    I hope readers here do focus on that “national” in “national character”, because those weeders usually are not failed personal characters: almost all people who do weed, alcohol, oxycontin don’t have failings of personal character, they are just numbing themselves to pain (sometimes physical, sometimes psychological) in order to be able to sometimes function. That “good character” people don’t get affected by adversities is simply a myth: I have seen over the decades how people crack in small and big ways after despair inducing shocks. Suicide (the ultimate “painkiller”) rates are very much affected by levels of despair. Human minds are actually quite fragile, even in a physical sense; as to that I was very struck by the evidence that lead levels in gasoline very much correlate to impulsive and violent crime rates, also because if small amounts of lead had that effect, who knows what the many other pollutants spread over the past century have been doing to our bodies including our nervous systems.

    «A depressing glimpse into the near future in which fewer of us work, more of us shall be high»

    I can no longer find it, but I read a story imagining a future where there is an “employee operating system” that through headsets with cameras instructs and checks what workers do continuously, and eventually through ML and other AI techniques it is evolved into AIs that can be loaded into robots to replace workers, that are then corralled into “welfare reservations” out of sight where the water is laced with tranquilizers and contraceptives, living in permanent depressed stupor on minimal “workhouse” lifestyles, while the corporate owners and their political trusties live in fantastic luxury served by the robots. Eventually there is a happy ending, when a rescue mission from Australia manages to free from a “welfare reservation” in California some inmates, telling them that in Australia robots do everything too, but since they are largely government owned, they work for every citizen instead of just a tiny caste of owners.

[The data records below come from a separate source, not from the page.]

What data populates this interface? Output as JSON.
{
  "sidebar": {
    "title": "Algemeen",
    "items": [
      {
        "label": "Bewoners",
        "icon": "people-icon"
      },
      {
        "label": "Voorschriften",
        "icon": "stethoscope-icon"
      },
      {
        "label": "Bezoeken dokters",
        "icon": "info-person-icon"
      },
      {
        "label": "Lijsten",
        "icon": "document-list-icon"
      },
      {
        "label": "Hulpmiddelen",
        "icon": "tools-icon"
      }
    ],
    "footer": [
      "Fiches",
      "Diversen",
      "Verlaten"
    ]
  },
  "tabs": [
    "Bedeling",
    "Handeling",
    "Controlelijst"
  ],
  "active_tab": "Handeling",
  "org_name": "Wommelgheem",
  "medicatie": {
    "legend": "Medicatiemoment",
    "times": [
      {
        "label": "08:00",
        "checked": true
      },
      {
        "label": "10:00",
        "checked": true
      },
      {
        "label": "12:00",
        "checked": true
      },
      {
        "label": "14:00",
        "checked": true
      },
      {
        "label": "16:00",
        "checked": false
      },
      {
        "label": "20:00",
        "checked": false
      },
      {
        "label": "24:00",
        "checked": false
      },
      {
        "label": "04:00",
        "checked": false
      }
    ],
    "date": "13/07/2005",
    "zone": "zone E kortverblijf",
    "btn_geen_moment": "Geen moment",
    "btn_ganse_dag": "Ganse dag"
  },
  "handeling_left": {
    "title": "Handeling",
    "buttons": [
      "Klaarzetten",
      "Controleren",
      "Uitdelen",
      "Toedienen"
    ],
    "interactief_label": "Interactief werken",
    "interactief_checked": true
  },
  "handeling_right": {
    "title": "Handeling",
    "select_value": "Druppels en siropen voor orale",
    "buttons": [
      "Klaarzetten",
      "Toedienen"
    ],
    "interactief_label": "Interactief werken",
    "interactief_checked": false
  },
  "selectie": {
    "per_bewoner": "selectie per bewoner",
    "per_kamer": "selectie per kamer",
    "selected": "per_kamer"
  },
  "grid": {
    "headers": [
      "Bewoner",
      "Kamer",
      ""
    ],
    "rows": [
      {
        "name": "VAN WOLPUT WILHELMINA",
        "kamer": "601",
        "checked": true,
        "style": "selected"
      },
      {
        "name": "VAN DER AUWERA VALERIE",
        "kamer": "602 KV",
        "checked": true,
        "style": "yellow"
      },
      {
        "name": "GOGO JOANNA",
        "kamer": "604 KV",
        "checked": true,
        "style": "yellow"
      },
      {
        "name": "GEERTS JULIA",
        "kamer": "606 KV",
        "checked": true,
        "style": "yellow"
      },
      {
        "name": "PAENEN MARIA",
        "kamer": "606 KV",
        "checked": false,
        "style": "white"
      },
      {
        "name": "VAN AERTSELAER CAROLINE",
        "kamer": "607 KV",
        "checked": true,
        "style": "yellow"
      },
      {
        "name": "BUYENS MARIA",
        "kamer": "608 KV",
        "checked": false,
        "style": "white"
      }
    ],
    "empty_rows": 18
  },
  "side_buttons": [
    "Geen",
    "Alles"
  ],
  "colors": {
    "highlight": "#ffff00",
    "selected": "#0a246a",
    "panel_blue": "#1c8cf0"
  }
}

  6. «A Los Angeles ruled by selective prosecution, with permission slips for woke mobs to loot businesses and intimidate the public, with salutary beatdowns of dissenters pulled from their cars to serve as an example.»

    It has not escaped the attention of political strategists that reaganism, and its successor clintonism, resulting in the boasts by GW Bush, BH Obama, D Trump, that they regularly gave kill lists of hundreds of “enemies of the state” to many death DoD/CIA death squads, have become so popular because of two main factors:

    * The ascent of many middle aged and older voters into the affluent middle and upper-middle class, and these voters number one thought is “F*ck you! I got mine” and want absolutely no risks, no disturbance to their white-picket-fence tranquility and affluence.

    * The race riots of the 1960s/1970s effectively ended the New Deal, terrifying those affluent middle and upper-middle classes into demanding ever greater levels of surveillance and repression, among that giving “take the gloves off” mandates to enable police violence and militarization, to keep the “vicious mob” away from their white-picket-fence idylls and keep taxes low.

    Every riot, every terrorist attack, means more votes for reaganism as frightened voters reflexively demand more economic and police brutality.

Comments are closed.